It’s been years since I’ve been to King Richard’s Faire in Massachusetts, but I don’t remember it being as big as what I saw walking around the Louisiana Renaissance Festival. I love the idea of an immersive experience. I probably don’t need to tell you that much of the things you see are pretty anachronistic. Even ignoring the crowds not wearing costumes, many of the things for sale are just junk made overseas. This is also an experience that asks for more money every step you take. It’s quite an undertaking; it requires those funds.

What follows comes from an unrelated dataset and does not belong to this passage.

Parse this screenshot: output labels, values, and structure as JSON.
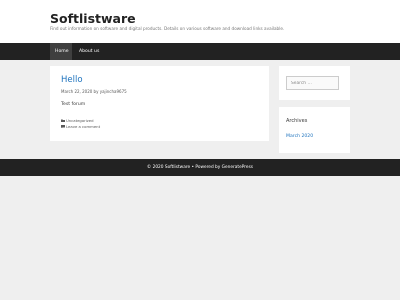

While Marie and Alicia live in New Orleans now, they’ve the life on the road too. Appropriately, many people who work at ren faires still move from town to town in the modern equivalent of caravans.Marie lived for years in a 75 Airstream trailer. That’s how theatre worked for centuries, and for the Washing Well Wenches and Mud People it’s how it still works now. That’s what I was looking for when I took my show on the road. Am I going to become a renny? Well I’ve had offers. They all speak highly of the two day work week. They stick to where it’s warm.